- _WHAT THE TASK REQUIRES_: Return all lines in the data where the string "signal" can be found.

- _DATA PROVIDED_:
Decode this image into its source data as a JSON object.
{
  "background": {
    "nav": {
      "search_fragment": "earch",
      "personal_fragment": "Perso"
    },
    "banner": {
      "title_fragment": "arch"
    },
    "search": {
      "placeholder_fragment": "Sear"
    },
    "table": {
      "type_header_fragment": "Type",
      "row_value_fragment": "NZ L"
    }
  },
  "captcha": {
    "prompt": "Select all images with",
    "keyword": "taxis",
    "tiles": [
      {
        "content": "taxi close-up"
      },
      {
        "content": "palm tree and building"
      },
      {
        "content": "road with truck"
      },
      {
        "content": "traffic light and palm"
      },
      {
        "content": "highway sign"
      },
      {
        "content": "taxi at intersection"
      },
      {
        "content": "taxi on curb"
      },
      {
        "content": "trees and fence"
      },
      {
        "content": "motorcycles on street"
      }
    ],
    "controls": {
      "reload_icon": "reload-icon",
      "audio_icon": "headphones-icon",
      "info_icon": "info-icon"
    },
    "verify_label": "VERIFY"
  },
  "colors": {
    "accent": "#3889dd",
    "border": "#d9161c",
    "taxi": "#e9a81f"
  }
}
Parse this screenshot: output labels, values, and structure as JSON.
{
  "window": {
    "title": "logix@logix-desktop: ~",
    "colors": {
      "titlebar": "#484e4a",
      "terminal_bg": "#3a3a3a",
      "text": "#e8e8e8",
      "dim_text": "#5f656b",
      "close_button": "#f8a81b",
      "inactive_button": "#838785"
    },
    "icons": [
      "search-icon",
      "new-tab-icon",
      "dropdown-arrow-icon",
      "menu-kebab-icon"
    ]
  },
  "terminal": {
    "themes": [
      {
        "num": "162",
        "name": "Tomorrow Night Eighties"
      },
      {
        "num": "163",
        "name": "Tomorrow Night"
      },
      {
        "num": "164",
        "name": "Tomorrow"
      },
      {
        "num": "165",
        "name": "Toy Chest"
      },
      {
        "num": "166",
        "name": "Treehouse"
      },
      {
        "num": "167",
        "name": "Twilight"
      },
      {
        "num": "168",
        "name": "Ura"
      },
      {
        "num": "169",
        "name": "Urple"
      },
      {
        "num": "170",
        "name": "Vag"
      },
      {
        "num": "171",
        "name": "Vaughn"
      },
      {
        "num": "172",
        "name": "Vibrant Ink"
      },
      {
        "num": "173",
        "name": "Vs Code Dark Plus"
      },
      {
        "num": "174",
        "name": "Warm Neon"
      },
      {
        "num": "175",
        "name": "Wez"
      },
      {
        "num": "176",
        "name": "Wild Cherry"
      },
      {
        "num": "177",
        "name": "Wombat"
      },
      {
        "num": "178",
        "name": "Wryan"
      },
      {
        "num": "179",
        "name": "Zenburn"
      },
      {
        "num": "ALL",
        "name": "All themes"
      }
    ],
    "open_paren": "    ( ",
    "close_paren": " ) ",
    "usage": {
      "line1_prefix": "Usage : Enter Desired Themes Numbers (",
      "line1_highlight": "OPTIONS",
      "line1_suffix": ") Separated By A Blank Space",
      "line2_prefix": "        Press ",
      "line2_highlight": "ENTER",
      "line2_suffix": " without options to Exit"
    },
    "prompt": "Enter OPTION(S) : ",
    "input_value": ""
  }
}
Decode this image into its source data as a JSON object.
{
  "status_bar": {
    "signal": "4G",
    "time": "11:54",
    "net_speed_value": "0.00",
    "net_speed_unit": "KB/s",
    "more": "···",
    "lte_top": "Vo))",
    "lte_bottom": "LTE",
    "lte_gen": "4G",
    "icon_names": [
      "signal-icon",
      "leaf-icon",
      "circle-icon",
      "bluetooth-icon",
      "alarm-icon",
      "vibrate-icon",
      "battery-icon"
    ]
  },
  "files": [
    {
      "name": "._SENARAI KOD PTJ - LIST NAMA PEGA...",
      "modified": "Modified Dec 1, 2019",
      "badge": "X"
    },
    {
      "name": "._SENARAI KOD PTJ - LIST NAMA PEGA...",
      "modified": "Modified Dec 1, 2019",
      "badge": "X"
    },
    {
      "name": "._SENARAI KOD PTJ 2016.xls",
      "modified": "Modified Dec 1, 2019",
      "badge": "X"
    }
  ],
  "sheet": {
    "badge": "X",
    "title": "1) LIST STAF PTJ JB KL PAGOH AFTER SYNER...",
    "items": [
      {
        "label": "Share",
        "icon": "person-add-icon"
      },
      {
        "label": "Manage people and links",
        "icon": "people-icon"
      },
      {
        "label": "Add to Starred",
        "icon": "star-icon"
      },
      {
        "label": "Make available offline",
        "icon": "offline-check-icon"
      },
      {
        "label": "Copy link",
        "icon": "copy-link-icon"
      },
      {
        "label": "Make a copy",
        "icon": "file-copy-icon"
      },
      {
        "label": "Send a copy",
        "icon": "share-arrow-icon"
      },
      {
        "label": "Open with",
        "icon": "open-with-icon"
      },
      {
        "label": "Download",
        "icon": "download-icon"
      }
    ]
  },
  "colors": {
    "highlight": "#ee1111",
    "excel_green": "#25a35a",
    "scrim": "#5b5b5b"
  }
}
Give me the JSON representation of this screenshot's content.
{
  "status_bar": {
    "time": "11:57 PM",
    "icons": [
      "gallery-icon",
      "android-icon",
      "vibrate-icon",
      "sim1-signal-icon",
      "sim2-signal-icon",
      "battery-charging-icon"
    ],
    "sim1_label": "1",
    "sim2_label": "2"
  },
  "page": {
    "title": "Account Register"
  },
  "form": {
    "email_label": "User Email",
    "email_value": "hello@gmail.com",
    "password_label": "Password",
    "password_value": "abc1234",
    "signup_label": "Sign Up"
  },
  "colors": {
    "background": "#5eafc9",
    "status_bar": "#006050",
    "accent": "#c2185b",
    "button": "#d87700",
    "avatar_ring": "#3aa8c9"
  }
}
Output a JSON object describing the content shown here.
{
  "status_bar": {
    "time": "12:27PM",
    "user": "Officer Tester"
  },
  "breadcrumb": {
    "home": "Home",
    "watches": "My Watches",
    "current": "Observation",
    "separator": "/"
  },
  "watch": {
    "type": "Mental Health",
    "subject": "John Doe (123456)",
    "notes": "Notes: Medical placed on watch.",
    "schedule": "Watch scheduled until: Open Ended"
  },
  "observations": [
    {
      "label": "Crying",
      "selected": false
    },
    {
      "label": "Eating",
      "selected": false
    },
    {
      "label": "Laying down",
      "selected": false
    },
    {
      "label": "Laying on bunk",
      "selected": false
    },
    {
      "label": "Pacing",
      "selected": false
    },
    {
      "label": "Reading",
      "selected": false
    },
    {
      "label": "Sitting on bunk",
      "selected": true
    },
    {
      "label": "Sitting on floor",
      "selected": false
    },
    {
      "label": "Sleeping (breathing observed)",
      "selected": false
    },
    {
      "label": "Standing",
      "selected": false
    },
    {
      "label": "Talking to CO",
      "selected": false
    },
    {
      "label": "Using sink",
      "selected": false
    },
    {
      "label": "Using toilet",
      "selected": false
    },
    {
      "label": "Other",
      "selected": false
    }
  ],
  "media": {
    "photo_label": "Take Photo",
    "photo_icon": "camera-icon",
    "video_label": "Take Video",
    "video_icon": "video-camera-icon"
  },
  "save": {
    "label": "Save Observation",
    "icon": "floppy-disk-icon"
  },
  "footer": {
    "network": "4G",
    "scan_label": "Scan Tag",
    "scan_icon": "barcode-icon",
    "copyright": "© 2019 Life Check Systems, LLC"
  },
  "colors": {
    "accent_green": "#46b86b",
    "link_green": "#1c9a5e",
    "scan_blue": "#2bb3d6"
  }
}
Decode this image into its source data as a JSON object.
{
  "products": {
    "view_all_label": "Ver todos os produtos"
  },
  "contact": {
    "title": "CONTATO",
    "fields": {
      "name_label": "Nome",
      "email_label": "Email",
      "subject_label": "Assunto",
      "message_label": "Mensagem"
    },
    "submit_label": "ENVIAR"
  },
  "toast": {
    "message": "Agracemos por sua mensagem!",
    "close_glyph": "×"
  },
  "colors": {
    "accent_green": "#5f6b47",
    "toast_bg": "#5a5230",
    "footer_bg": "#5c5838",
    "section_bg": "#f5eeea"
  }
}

- _EXERCISE ANSWER_:
    "signal": "4G",
      "signal-icon",
      "sim1-signal-icon",
      "sim2-signal-icon",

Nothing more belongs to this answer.